### Activity
Exclude the pictures and repeat all of the data exactly.

┌────────

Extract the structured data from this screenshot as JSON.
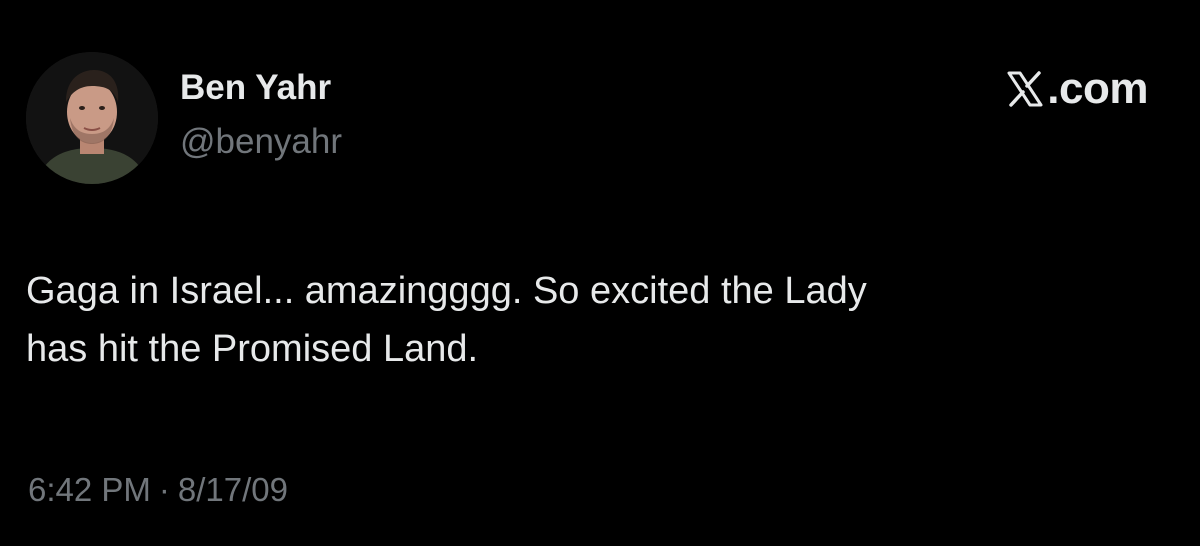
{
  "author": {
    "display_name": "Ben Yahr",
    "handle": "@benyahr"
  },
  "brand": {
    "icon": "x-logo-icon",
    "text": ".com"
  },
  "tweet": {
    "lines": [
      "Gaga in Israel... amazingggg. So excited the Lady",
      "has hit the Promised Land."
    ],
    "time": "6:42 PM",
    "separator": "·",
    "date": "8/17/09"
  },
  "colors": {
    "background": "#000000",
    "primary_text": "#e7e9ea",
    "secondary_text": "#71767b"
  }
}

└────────

### The answer
Extract the structured data from this screenshot as JSON.
{
  "author": {
    "display_name": "Ben Yahr",
    "handle": "@benyahr"
  },
  "brand": {
    "icon": "x-logo-icon",
    "text": ".com"
  },
  "tweet": {
    "lines": [
      "Gaga in Israel... amazingggg. So excited the Lady",
      "has hit the Promised Land."
    ],
    "time": "6:42 PM",
    "separator": "·",
    "date": "8/17/09"
  },
  "colors": {
    "background": "#000000",
    "primary_text": "#e7e9ea",
    "secondary_text": "#71767b"
  }
}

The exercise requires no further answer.